[Your objective] Omit images. Retype all entries verbatim.

━━ Source material ━━

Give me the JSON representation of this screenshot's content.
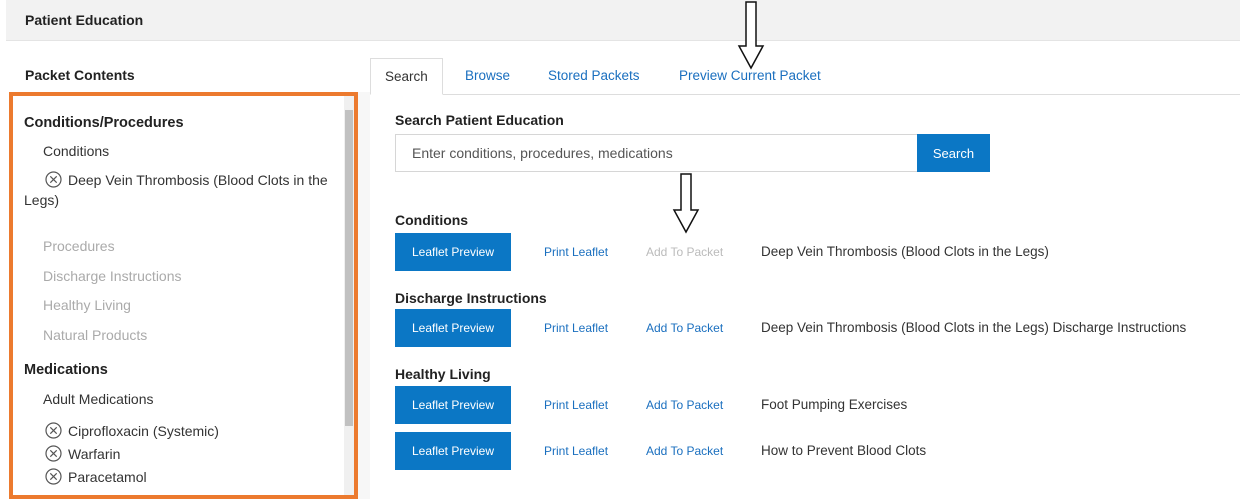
{
  "header": {
    "title": "Patient Education"
  },
  "packet_contents": {
    "title": "Packet Contents",
    "sections": [
      {
        "title": "Conditions/Procedures",
        "categories": [
          {
            "label": "Conditions",
            "items": [
              "Deep Vein Thrombosis (Blood Clots in the",
              "Legs)"
            ]
          },
          {
            "label": "Procedures"
          },
          {
            "label": "Discharge Instructions"
          },
          {
            "label": "Healthy Living"
          },
          {
            "label": "Natural Products"
          }
        ]
      },
      {
        "title": "Medications",
        "categories": [
          {
            "label": "Adult Medications",
            "items": [
              "Ciprofloxacin (Systemic)",
              "Warfarin",
              "Paracetamol"
            ]
          }
        ]
      }
    ]
  },
  "tabs": [
    "Search",
    "Browse",
    "Stored Packets",
    "Preview Current Packet"
  ],
  "search": {
    "title": "Search Patient Education",
    "placeholder": "Enter conditions, procedures, medications",
    "button": "Search"
  },
  "results": {
    "groups": [
      {
        "title": "Conditions",
        "rows": [
          {
            "preview": "Leaflet Preview",
            "print": "Print Leaflet",
            "add": "Add To Packet",
            "add_disabled": true,
            "desc": "Deep Vein Thrombosis (Blood Clots in the Legs)"
          }
        ]
      },
      {
        "title": "Discharge Instructions",
        "rows": [
          {
            "preview": "Leaflet Preview",
            "print": "Print Leaflet",
            "add": "Add To Packet",
            "add_disabled": false,
            "desc": "Deep Vein Thrombosis (Blood Clots in the Legs) Discharge Instructions"
          }
        ]
      },
      {
        "title": "Healthy Living",
        "rows": [
          {
            "preview": "Leaflet Preview",
            "print": "Print Leaflet",
            "add": "Add To Packet",
            "add_disabled": false,
            "desc": "Foot Pumping Exercises"
          },
          {
            "preview": "Leaflet Preview",
            "print": "Print Leaflet",
            "add": "Add To Packet",
            "add_disabled": false,
            "desc": "How to Prevent Blood Clots"
          }
        ]
      }
    ]
  },
  "icons": {
    "remove": "remove-circle-x-icon",
    "annotation": "down-arrow-icon"
  },
  "colors": {
    "accent": "#0b77c5",
    "link": "#1a6fbf",
    "highlight_border": "#ec7a2e",
    "disabled": "#bbbbbb"
  }
}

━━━

[Result for this exercise]
Give me the JSON representation of this screenshot's content.
{
  "header": {
    "title": "Patient Education"
  },
  "packet_contents": {
    "title": "Packet Contents",
    "sections": [
      {
        "title": "Conditions/Procedures",
        "categories": [
          {
            "label": "Conditions",
            "items": [
              "Deep Vein Thrombosis (Blood Clots in the",
              "Legs)"
            ]
          },
          {
            "label": "Procedures"
          },
          {
            "label": "Discharge Instructions"
          },
          {
            "label": "Healthy Living"
          },
          {
            "label": "Natural Products"
          }
        ]
      },
      {
        "title": "Medications",
        "categories": [
          {
            "label": "Adult Medications",
            "items": [
              "Ciprofloxacin (Systemic)",
              "Warfarin",
              "Paracetamol"
            ]
          }
        ]
      }
    ]
  },
  "tabs": [
    "Search",
    "Browse",
    "Stored Packets",
    "Preview Current Packet"
  ],
  "search": {
    "title": "Search Patient Education",
    "placeholder": "Enter conditions, procedures, medications",
    "button": "Search"
  },
  "results": {
    "groups": [
      {
        "title": "Conditions",
        "rows": [
          {
            "preview": "Leaflet Preview",
            "print": "Print Leaflet",
            "add": "Add To Packet",
            "add_disabled": true,
            "desc": "Deep Vein Thrombosis (Blood Clots in the Legs)"
          }
        ]
      },
      {
        "title": "Discharge Instructions",
        "rows": [
          {
            "preview": "Leaflet Preview",
            "print": "Print Leaflet",
            "add": "Add To Packet",
            "add_disabled": false,
            "desc": "Deep Vein Thrombosis (Blood Clots in the Legs) Discharge Instructions"
          }
        ]
      },
      {
        "title": "Healthy Living",
        "rows": [
          {
            "preview": "Leaflet Preview",
            "print": "Print Leaflet",
            "add": "Add To Packet",
            "add_disabled": false,
            "desc": "Foot Pumping Exercises"
          },
          {
            "preview": "Leaflet Preview",
            "print": "Print Leaflet",
            "add": "Add To Packet",
            "add_disabled": false,
            "desc": "How to Prevent Blood Clots"
          }
        ]
      }
    ]
  },
  "icons": {
    "remove": "remove-circle-x-icon",
    "annotation": "down-arrow-icon"
  },
  "colors": {
    "accent": "#0b77c5",
    "link": "#1a6fbf",
    "highlight_border": "#ec7a2e",
    "disabled": "#bbbbbb"
  }
}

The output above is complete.